See also[edit]

References[edit]

  1. ^ a b McCann H, Stevens CH, Cartwright H, Halliday GM (2014). "Α-Synucleinopathy phenotypes". Parkinsonism & Related Disorders. 20 Suppl 1: S62–7. doi:10.1016/S1353-8020(13)70017-8. PMID 24262191. 
  2. ^ Goedert M, Jakes R, Spillantini MG (2017). "The Synucleinopathies: Twenty Years On". J Parkinsons Dis. 7 (s1): S53–S71. doi:10.3233/JPD-179005. PMC 5345650Freely accessible. PMID 28282814. 

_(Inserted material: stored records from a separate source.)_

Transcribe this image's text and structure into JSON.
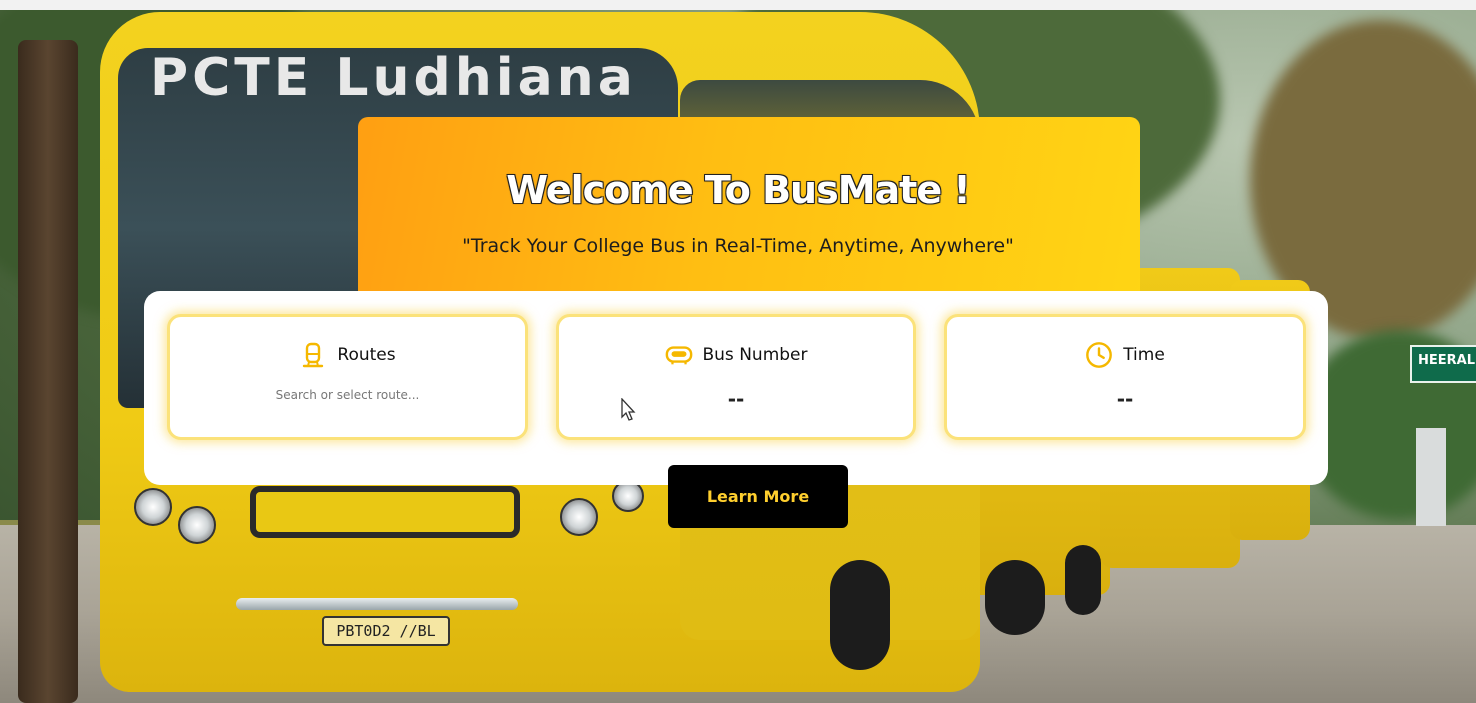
{
  "hero": {
    "title": "Welcome To BusMate !",
    "subtitle": "\"Track Your College Bus in Real-Time, Anytime, Anywhere\""
  },
  "background": {
    "bus_sign": "PCTE  Ludhiana",
    "plate": "PBT0D2 //BL",
    "signboard": "HEERAL"
  },
  "cards": {
    "routes": {
      "label": "Routes",
      "placeholder": "Search or select route...",
      "icon": "bus-icon"
    },
    "bus_number": {
      "label": "Bus Number",
      "value": "--",
      "icon": "bus-front-icon"
    },
    "time": {
      "label": "Time",
      "value": "--",
      "icon": "clock-icon"
    }
  },
  "actions": {
    "learn_more": "Learn More"
  },
  "colors": {
    "accent_gold": "#FFC21A",
    "hero_orange": "#FF9F12",
    "card_border": "#FBE27A",
    "button_bg": "#000000",
    "button_text": "#FFCF2E"
  }
}
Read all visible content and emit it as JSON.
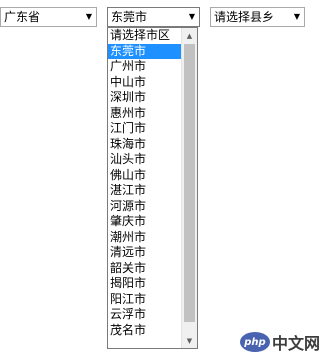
{
  "province_select": {
    "value": "广东省",
    "arrow": "▼"
  },
  "city_select": {
    "value": "东莞市",
    "arrow": "▼",
    "options": [
      "请选择市区",
      "东莞市",
      "广州市",
      "中山市",
      "深圳市",
      "惠州市",
      "江门市",
      "珠海市",
      "汕头市",
      "佛山市",
      "湛江市",
      "河源市",
      "肇庆市",
      "潮州市",
      "清远市",
      "韶关市",
      "揭阳市",
      "阳江市",
      "云浮市",
      "茂名市"
    ],
    "selected_index": 1,
    "scroll_up": "▲",
    "scroll_down": "▼"
  },
  "county_select": {
    "value": "请选择县乡",
    "arrow": "▼"
  },
  "watermark": {
    "badge": "php",
    "text": "中文网"
  },
  "colors": {
    "selected_bg": "#1e90ff",
    "selected_fg": "#ffffff",
    "border": "#a9a9a9",
    "scroll_thumb": "#c1c1c1"
  }
}
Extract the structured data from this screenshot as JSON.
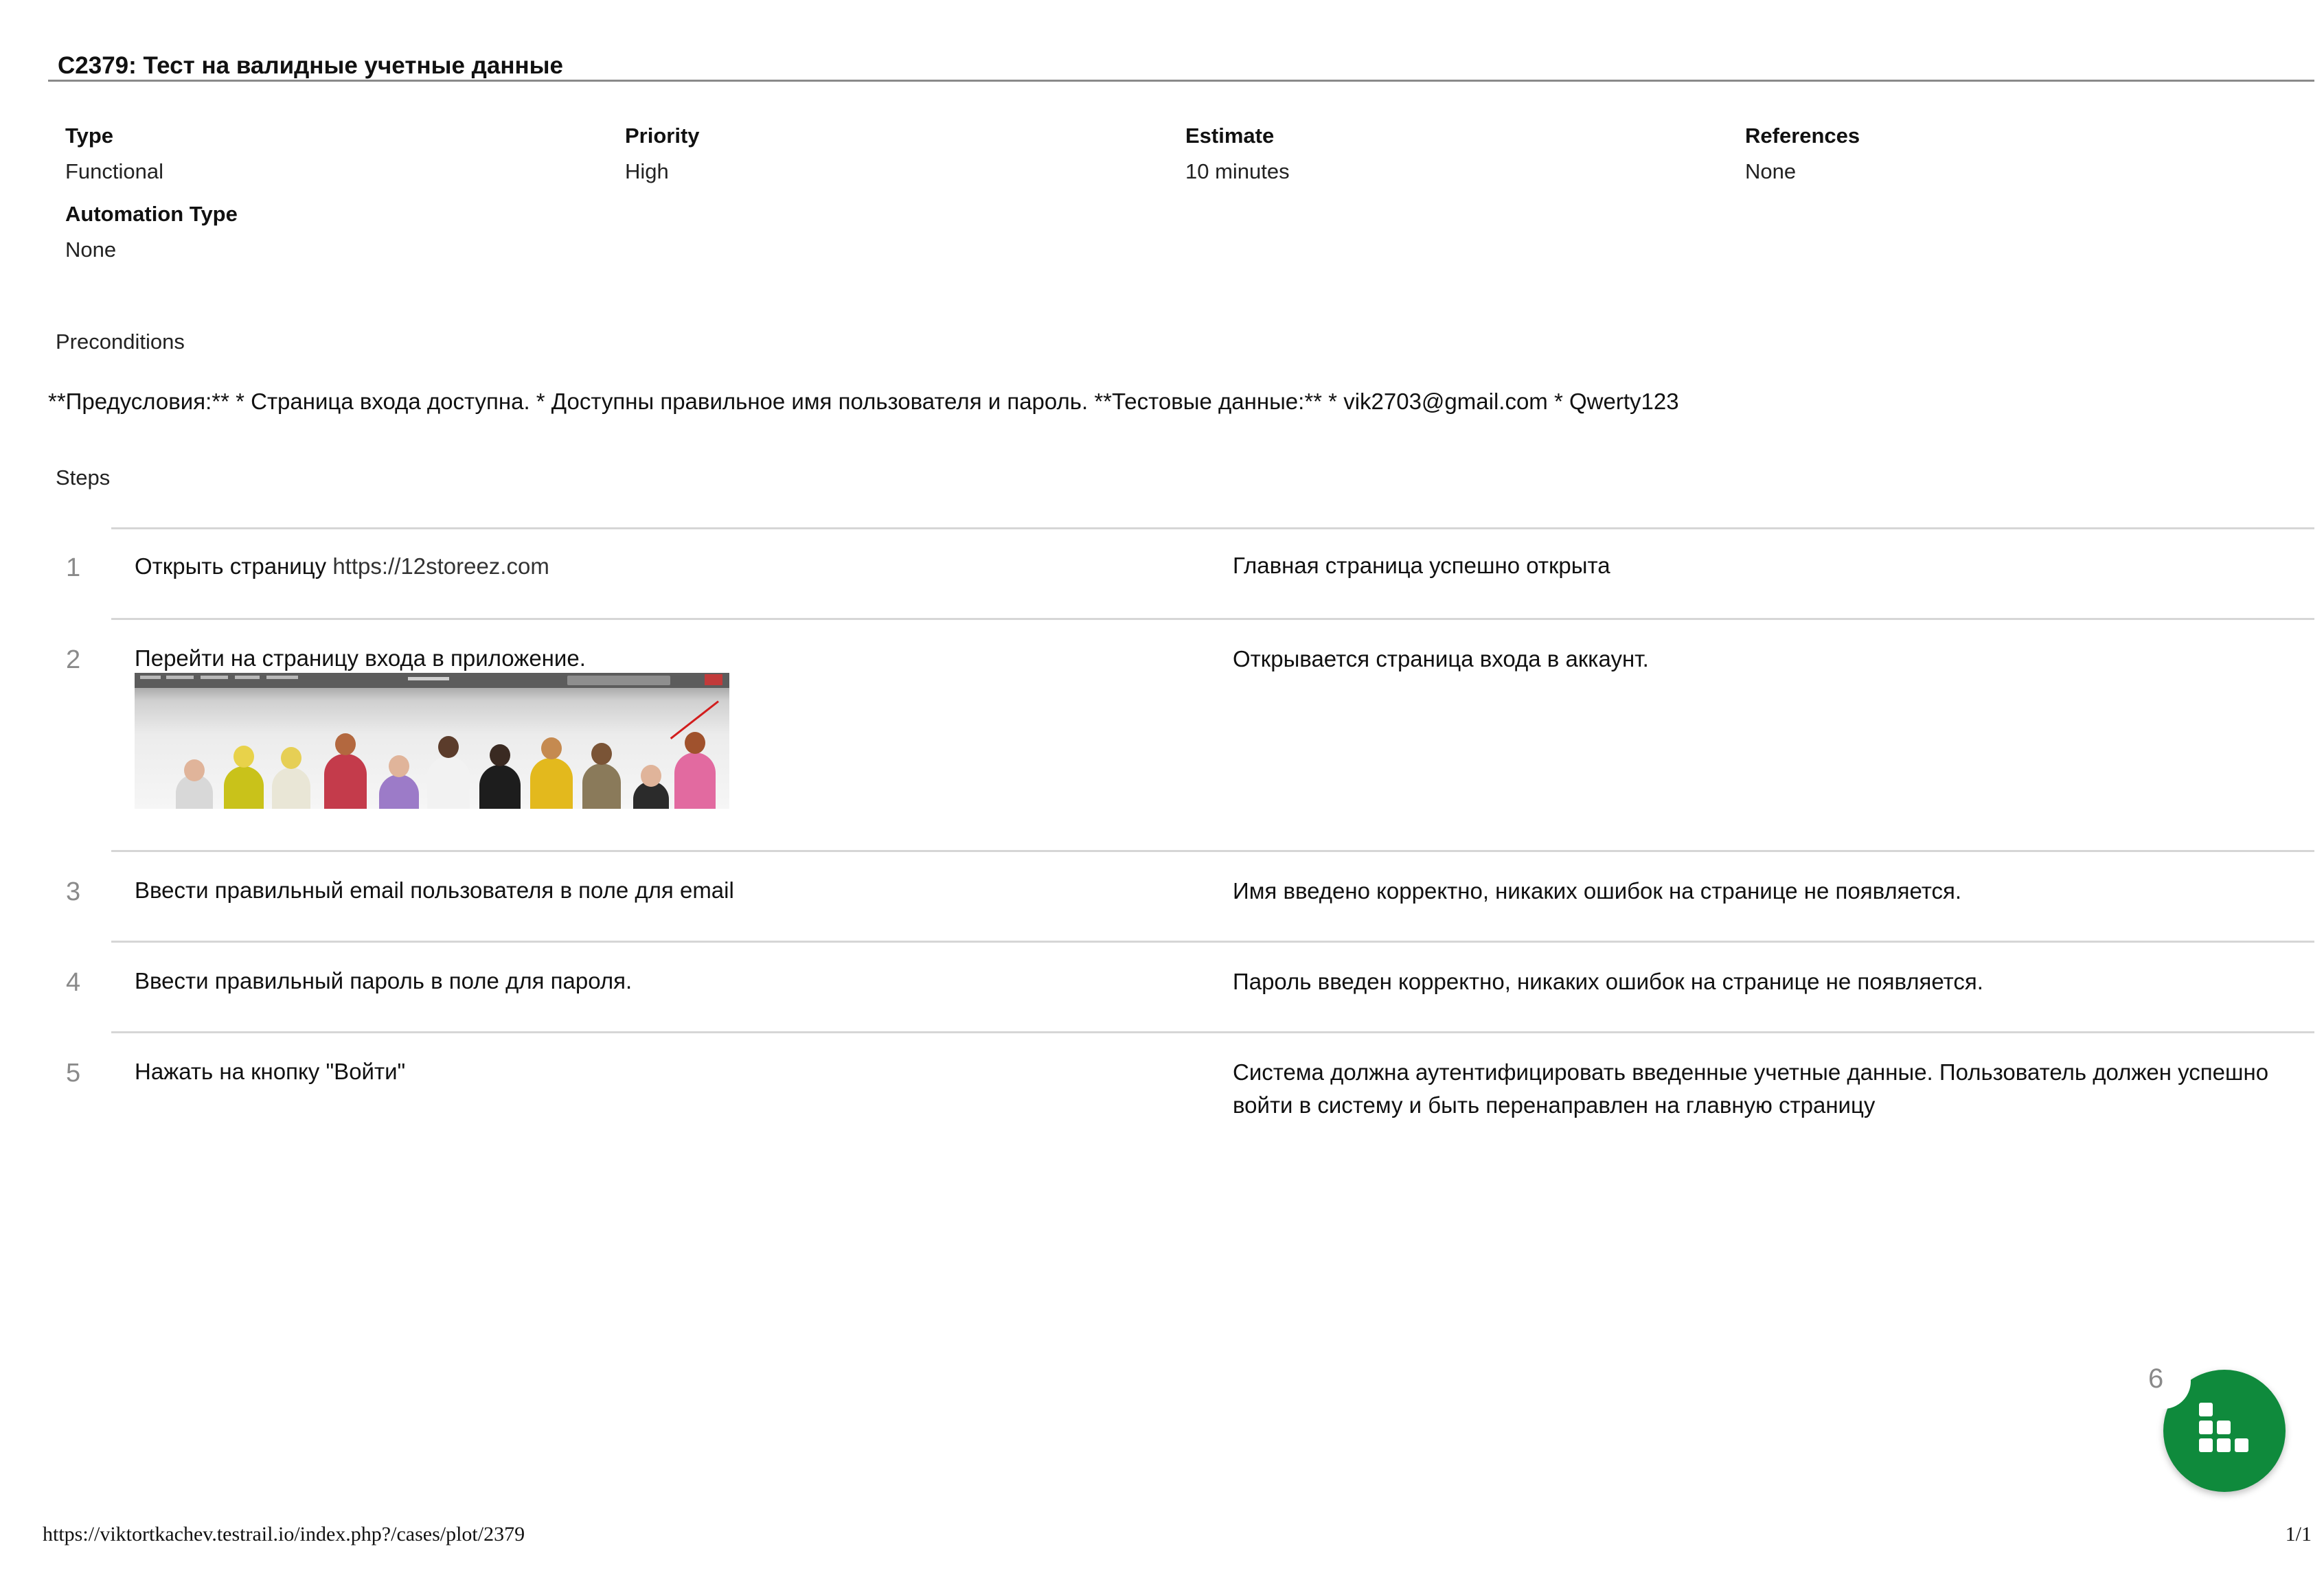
{
  "document": {
    "title": "C2379: Тест на валидные учетные данные"
  },
  "fields": [
    {
      "label": "Type",
      "value": "Functional"
    },
    {
      "label": "Priority",
      "value": "High"
    },
    {
      "label": "Estimate",
      "value": "10 minutes"
    },
    {
      "label": "References",
      "value": "None"
    },
    {
      "label": "Automation Type",
      "value": "None"
    }
  ],
  "preconditions": {
    "label": "Preconditions",
    "text": "**Предусловия:** * Страница входа доступна. * Доступны правильное имя пользователя и пароль. **Тестовые данные:** * vik2703@gmail.com * Qwerty123"
  },
  "steps": {
    "label": "Steps",
    "items": [
      {
        "number": "1",
        "action": "Открыть страницу ",
        "action_link": "https://12storeez.com",
        "expected": "Главная страница успешно открыта"
      },
      {
        "number": "2",
        "action": "Перейти на страницу входа в приложение.",
        "expected": "Открывается страница входа в аккаунт."
      },
      {
        "number": "3",
        "action": "Ввести правильный email пользователя в поле для email",
        "expected": "Имя введено корректно, никаких ошибок на странице не появляется."
      },
      {
        "number": "4",
        "action": "Ввести правильный пароль в поле для пароля.",
        "expected": "Пароль введен корректно, никаких ошибок на странице не появляется."
      },
      {
        "number": "5",
        "action": "Нажать на кнопку \"Войти\"",
        "expected": "Система должна аутентифицировать введенные учетные данные. Пользователь должен успешно войти в систему и быть перенаправлен на главную страницу"
      }
    ],
    "attachment_icon": "screenshot-image"
  },
  "footer": {
    "url": "https://viktortkachev.testrail.io/index.php?/cases/plot/2379",
    "page": "1/1"
  },
  "widget": {
    "badge_count": "6",
    "icon": "grid-dots-icon",
    "color": "#0f8a3c"
  }
}
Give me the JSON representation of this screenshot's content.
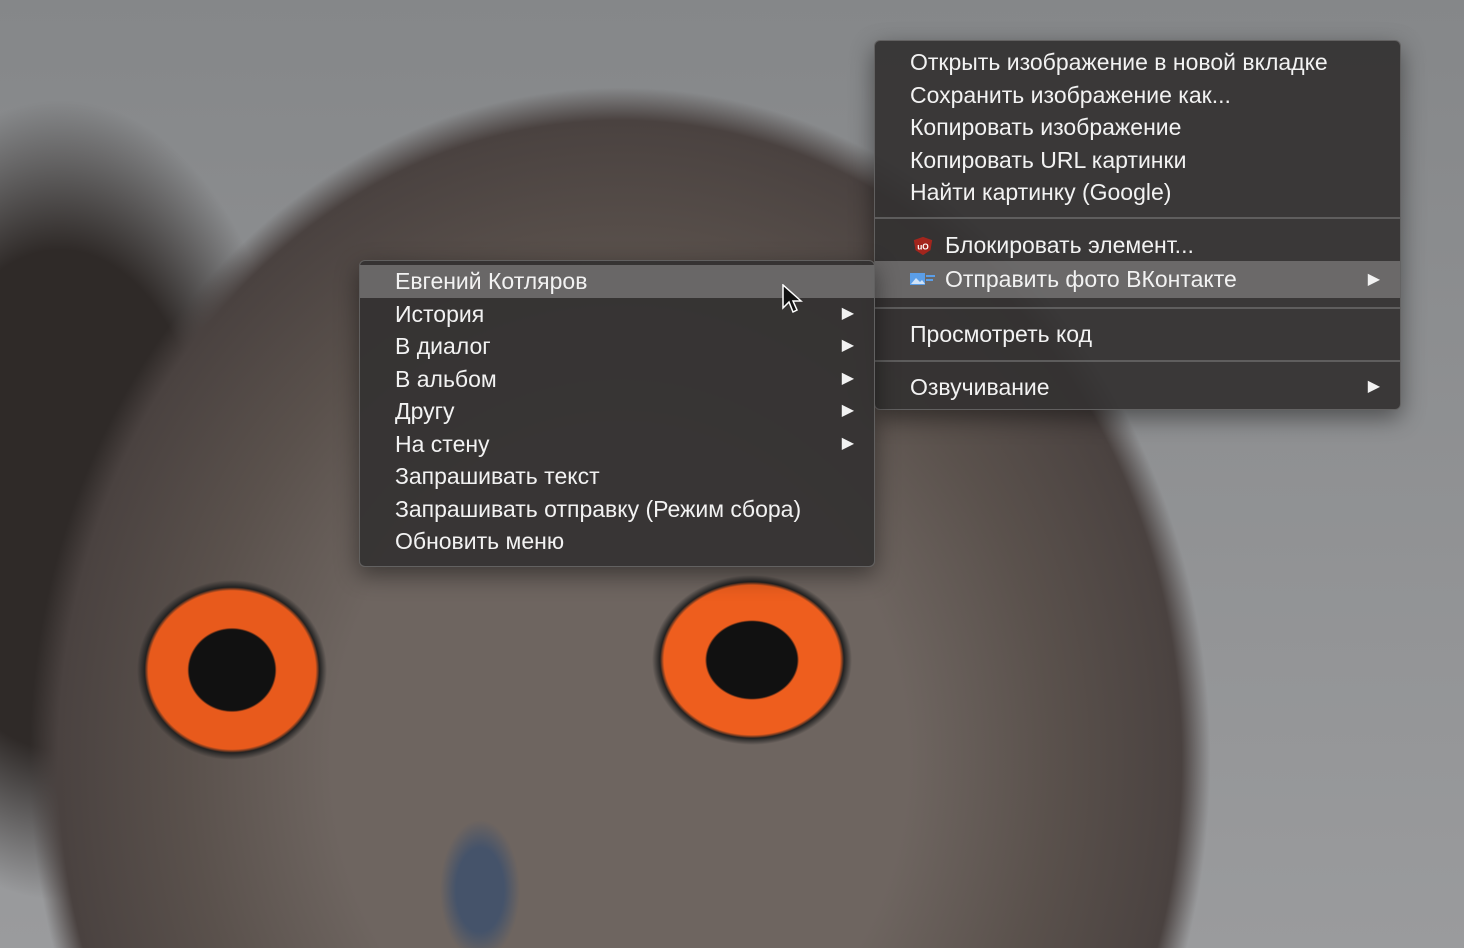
{
  "main_menu": {
    "items": [
      {
        "label": "Открыть изображение в новой вкладке"
      },
      {
        "label": "Сохранить изображение как..."
      },
      {
        "label": "Копировать изображение"
      },
      {
        "label": "Копировать URL картинки"
      },
      {
        "label": "Найти картинку (Google)"
      },
      {
        "label": "Блокировать элемент...",
        "icon": "ublock-shield-icon"
      },
      {
        "label": "Отправить фото ВКонтакте",
        "icon": "vk-photo-icon",
        "submenu": true,
        "highlighted": true
      },
      {
        "label": "Просмотреть код"
      },
      {
        "label": "Озвучивание",
        "submenu": true
      }
    ]
  },
  "sub_menu": {
    "items": [
      {
        "label": "Евгений Котляров",
        "highlighted": true
      },
      {
        "label": "История",
        "submenu": true
      },
      {
        "label": "В диалог",
        "submenu": true
      },
      {
        "label": "В альбом",
        "submenu": true
      },
      {
        "label": "Другу",
        "submenu": true
      },
      {
        "label": "На стену",
        "submenu": true
      },
      {
        "label": "Запрашивать текст"
      },
      {
        "label": "Запрашивать отправку (Режим сбора)"
      },
      {
        "label": "Обновить меню"
      }
    ]
  },
  "arrow_glyph": "▶"
}
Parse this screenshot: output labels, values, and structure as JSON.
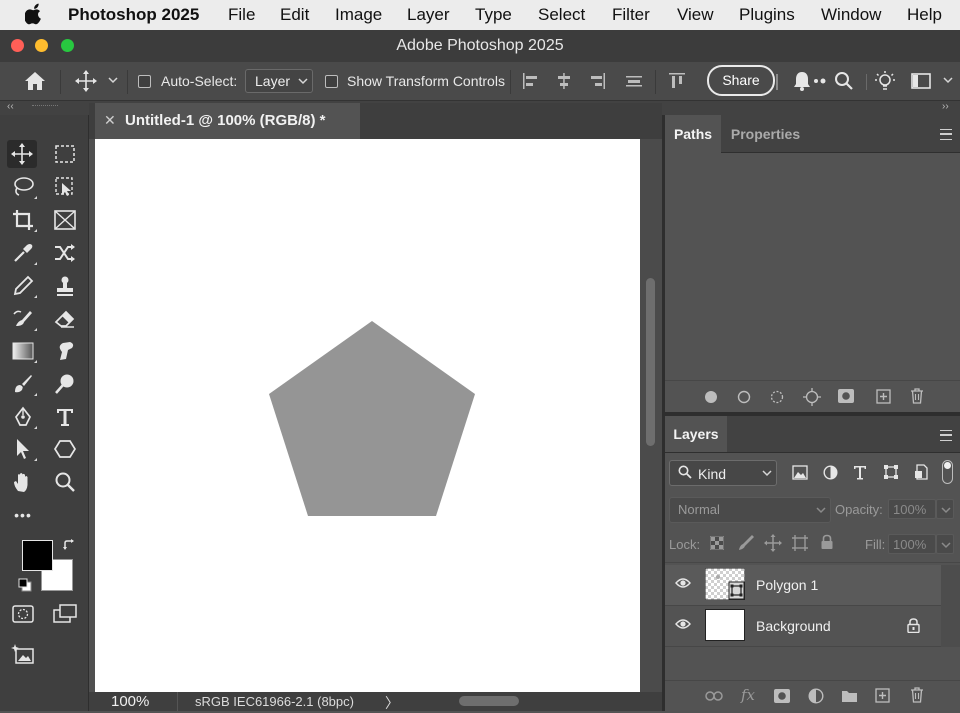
{
  "menubar": {
    "apple_icon": "apple-icon",
    "app_name": "Photoshop 2025",
    "items": [
      "File",
      "Edit",
      "Image",
      "Layer",
      "Type",
      "Select",
      "Filter",
      "View",
      "Plugins",
      "Window",
      "Help"
    ]
  },
  "window": {
    "title": "Adobe Photoshop 2025",
    "traffic_lights": {
      "close": "#ff5f57",
      "minimize": "#febc2e",
      "zoom": "#28c840"
    }
  },
  "options_bar": {
    "auto_select_label": "Auto-Select:",
    "auto_select_checked": false,
    "auto_select_target": "Layer",
    "show_transform_label": "Show Transform Controls",
    "show_transform_checked": false,
    "share_label": "Share"
  },
  "document": {
    "tab_title": "Untitled-1 @ 100% (RGB/8) *",
    "canvas_color": "#ffffff",
    "shape": {
      "type": "pentagon",
      "fill": "#959595"
    }
  },
  "status_bar": {
    "zoom": "100%",
    "color_profile": "sRGB IEC61966-2.1 (8bpc)",
    "arrow": "〉"
  },
  "tools": {
    "foreground_color": "#000000",
    "background_color": "#ffffff",
    "more_label": "•••"
  },
  "paths_panel": {
    "tabs": [
      "Paths",
      "Properties"
    ],
    "active_tab": "Paths"
  },
  "layers_panel": {
    "tab": "Layers",
    "filter_kind": "Kind",
    "blend_mode": "Normal",
    "opacity_label": "Opacity:",
    "opacity_value": "100%",
    "lock_label": "Lock:",
    "fill_label": "Fill:",
    "fill_value": "100%",
    "layers": [
      {
        "name": "Polygon 1",
        "visible": true,
        "locked": false,
        "selected": true
      },
      {
        "name": "Background",
        "visible": true,
        "locked": true,
        "selected": false
      }
    ]
  }
}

  3. ^ Pezzoli S, Cagnin A, Bandmann O, Venneri A (July 2017). "Structural and Functional Neuroimaging of Visual Hallucinations in Lewy Body Disease: A Systematic Literature Review". Brain Sci (Review). 7 (7). doi:10.3390/brainsci7070084. PMC 5532597Freely accessible. PMID 28714891. 
  4. ^ Moussaud S, Jones DR, Moussaud-Lamodière EL, et al. (October 2014). "Alpha-synuclein and tau: teammates in neurodegeneration?". Mol Neurodegener. doi:10.1186/1750-1326-9-43. PMC 4230508Freely accessible. PMID 25352339. 
  5. ^ a b c St Louis EK, Boeve BF (November 2017). "REM sleep behavior disorder: Diagnosis, clinical implications, and future directions". Mayo Clin. Proc. (Review). 92 (11): 1723–36. doi:10.1016/j.mayocp.2017.09.007. PMID 29101940. 
  6. ^ a b St Louis EK, Boeve AR, Boeve BF (May 2017). "REM sleep behavior disorder in Parkinson's disease and other synucleinopathies". Mov. Disord. (Review). 32 (5): 645–58. doi:10.1002/mds.27018. PMID 28513079. 
  7. ^ Boot BP, McDade EM, McGinnis SM, Boeve BF (December 2013). "Treatment of dementia with Lewy bodies". Curr Treat Options Neurol (Review). 15 (6): 738–64. doi:10.1007/s11940-013-0261-6. PMC 3913181Freely accessible. PMID 24222315. 
  8. ^ Boot BP (2015). "Comprehensive treatment of dementia with Lewy bodies". Alzheimers Res Ther (Review). 7 (1): 45. doi:10.1186/s13195-015-0128-z. PMC 4448151Freely accessible. PMID 26029267. 
  9. ^ Walker Z, Possin KL, Boeve BF, Aarsland D (October 2015). "Lewy body dementias". Lancet (Review). 386 (10004): 1683–97. doi:10.1016/S0140-6736(15)00462-6. PMC 5792067Freely accessible. PMID 26595642. 
  10. ^ a b c d e f Palma JA, Kaufmann H (March 2018). "Treatment of autonomic dysfunction in Parkinson disease and other synucleinopathies". Mov. Disord. (Review). 33 (3): 372–90. doi:10.1002/mds.27344. PMID 29508455. 
  11. ^ Burghaus L, Eggers C, Timmermann L, Fink GR, Diederich NJ (February 2012). "Hallucinations in neurodegenerative diseases". CNS Neurosci Ther (Review). 18 (2): 149–59. doi:10.1111/j.1755-5949.2011.00247.x. PMID 21592320. 
  12. ^ Gomperts SN (April 2016). "Lewy body dementias: Dementia with Lewy bodies and Parkinson disease dementia". Continuum (Minneap Minn) (Review). 22 (2 Dementia): 435–63. doi:10.1212/CON.0000000000000309. PMC 5390937Freely accessible. PMID 27042903.